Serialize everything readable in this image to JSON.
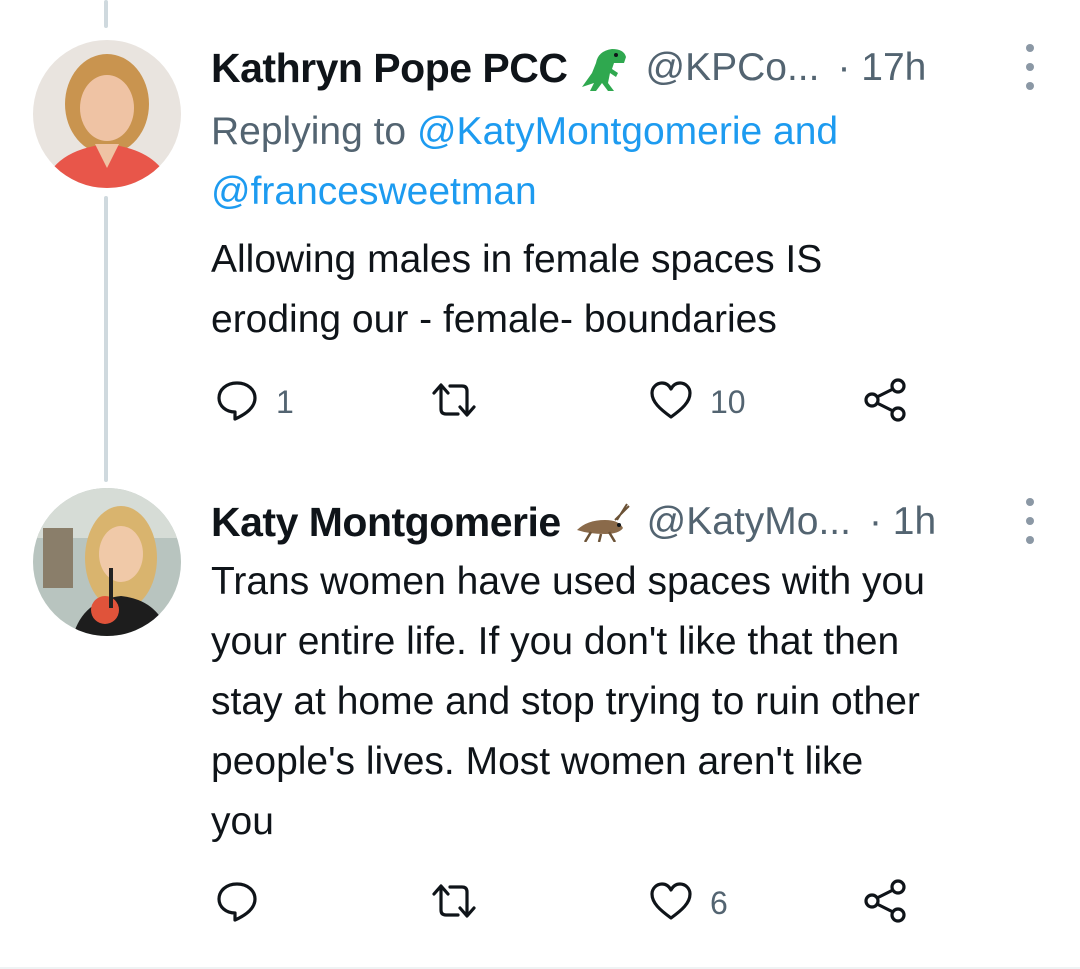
{
  "colors": {
    "link": "#1d9bf0",
    "secondary_text": "#536471",
    "primary_text": "#0f1419",
    "thread_line": "#cfd9de"
  },
  "tweets": [
    {
      "display_name": "Kathryn Pope PCC",
      "name_emoji": "t-rex-emoji",
      "handle": "@KPCo...",
      "time": "· 17h",
      "replying_prefix": "Replying to",
      "reply_mention_1": "@KatyMontgomerie",
      "reply_and": " and",
      "reply_mention_2": "@francesweetman",
      "text_lines": [
        "Allowing males in female spaces IS",
        "eroding our - female- boundaries"
      ],
      "reply_count": "1",
      "retweet_count": "",
      "like_count": "10",
      "avatar": "avatar-photo"
    },
    {
      "display_name": "Katy Montgomerie",
      "name_emoji": "cricket-emoji",
      "handle": "@KatyMo...",
      "time": "· 1h",
      "text_lines": [
        "Trans women have used spaces with you",
        "your entire life. If you don't like that then",
        "stay at home and stop trying to ruin other",
        "people's lives. Most women aren't like",
        "you"
      ],
      "reply_count": "",
      "retweet_count": "",
      "like_count": "6",
      "avatar": "avatar-photo"
    }
  ]
}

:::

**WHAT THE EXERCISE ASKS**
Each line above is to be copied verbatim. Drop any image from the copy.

**ANSWER BELOW**
Serialize everything readable in this image to JSON.
{
  "colors": {
    "link": "#1d9bf0",
    "secondary_text": "#536471",
    "primary_text": "#0f1419",
    "thread_line": "#cfd9de"
  },
  "tweets": [
    {
      "display_name": "Kathryn Pope PCC",
      "name_emoji": "t-rex-emoji",
      "handle": "@KPCo...",
      "time": "· 17h",
      "replying_prefix": "Replying to",
      "reply_mention_1": "@KatyMontgomerie",
      "reply_and": " and",
      "reply_mention_2": "@francesweetman",
      "text_lines": [
        "Allowing males in female spaces IS",
        "eroding our - female- boundaries"
      ],
      "reply_count": "1",
      "retweet_count": "",
      "like_count": "10",
      "avatar": "avatar-photo"
    },
    {
      "display_name": "Katy Montgomerie",
      "name_emoji": "cricket-emoji",
      "handle": "@KatyMo...",
      "time": "· 1h",
      "text_lines": [
        "Trans women have used spaces with you",
        "your entire life. If you don't like that then",
        "stay at home and stop trying to ruin other",
        "people's lives. Most women aren't like",
        "you"
      ],
      "reply_count": "",
      "retweet_count": "",
      "like_count": "6",
      "avatar": "avatar-photo"
    }
  ]
}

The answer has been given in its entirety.